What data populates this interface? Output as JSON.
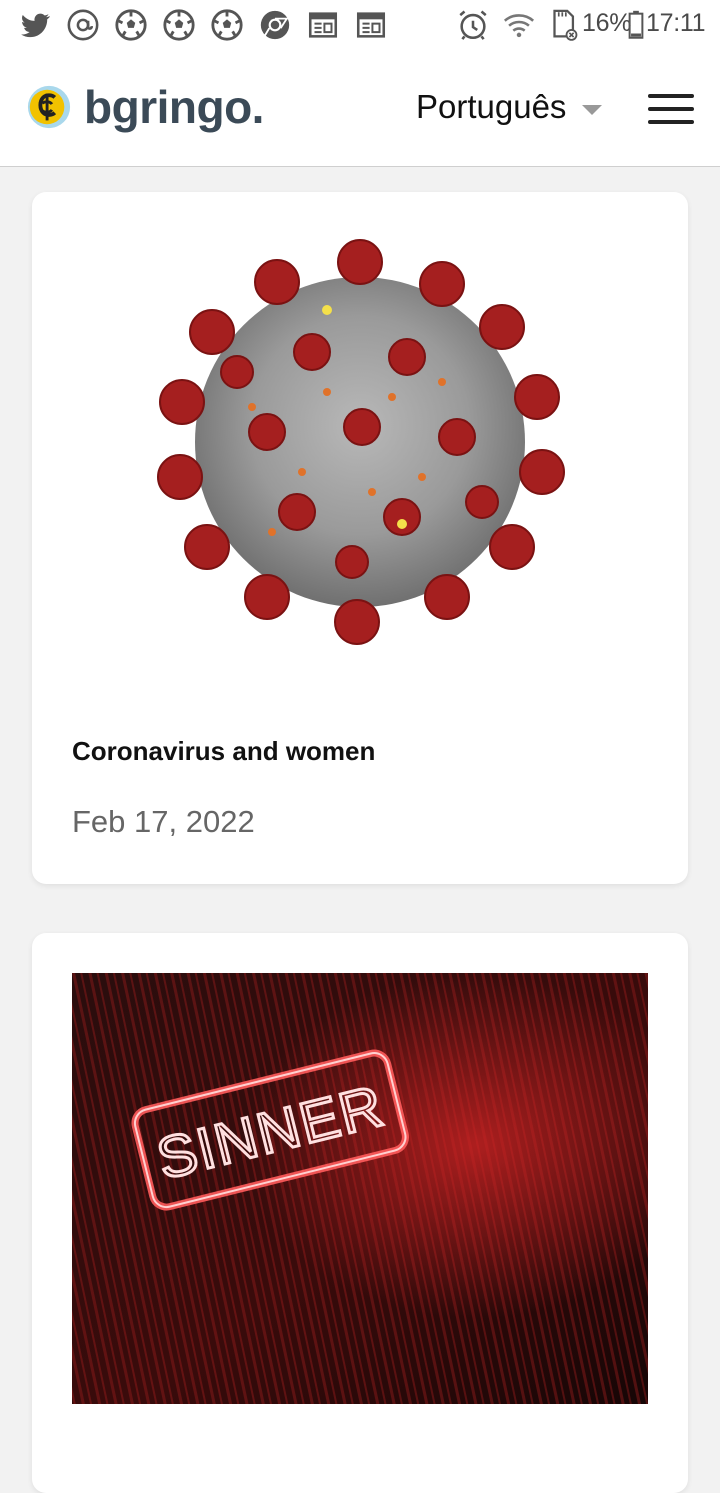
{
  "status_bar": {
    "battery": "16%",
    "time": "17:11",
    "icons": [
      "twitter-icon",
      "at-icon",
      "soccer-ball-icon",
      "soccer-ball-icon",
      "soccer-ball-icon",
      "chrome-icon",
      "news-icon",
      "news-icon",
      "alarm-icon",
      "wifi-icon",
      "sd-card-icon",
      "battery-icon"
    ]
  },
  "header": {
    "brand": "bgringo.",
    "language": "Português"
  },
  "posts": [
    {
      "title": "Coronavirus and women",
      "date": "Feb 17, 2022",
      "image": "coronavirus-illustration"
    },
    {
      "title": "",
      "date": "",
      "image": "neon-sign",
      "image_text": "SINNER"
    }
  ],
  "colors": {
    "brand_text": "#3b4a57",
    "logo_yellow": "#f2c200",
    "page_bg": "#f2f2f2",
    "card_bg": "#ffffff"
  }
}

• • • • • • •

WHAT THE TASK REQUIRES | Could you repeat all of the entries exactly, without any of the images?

TASK OUTPUT |
What data populates this interface? Output as JSON.
{
  "status_bar": {
    "battery": "16%",
    "time": "17:11",
    "icons": [
      "twitter-icon",
      "at-icon",
      "soccer-ball-icon",
      "soccer-ball-icon",
      "soccer-ball-icon",
      "chrome-icon",
      "news-icon",
      "news-icon",
      "alarm-icon",
      "wifi-icon",
      "sd-card-icon",
      "battery-icon"
    ]
  },
  "header": {
    "brand": "bgringo.",
    "language": "Português"
  },
  "posts": [
    {
      "title": "Coronavirus and women",
      "date": "Feb 17, 2022",
      "image": "coronavirus-illustration"
    },
    {
      "title": "",
      "date": "",
      "image": "neon-sign",
      "image_text": "SINNER"
    }
  ],
  "colors": {
    "brand_text": "#3b4a57",
    "logo_yellow": "#f2c200",
    "page_bg": "#f2f2f2",
    "card_bg": "#ffffff"
  }
}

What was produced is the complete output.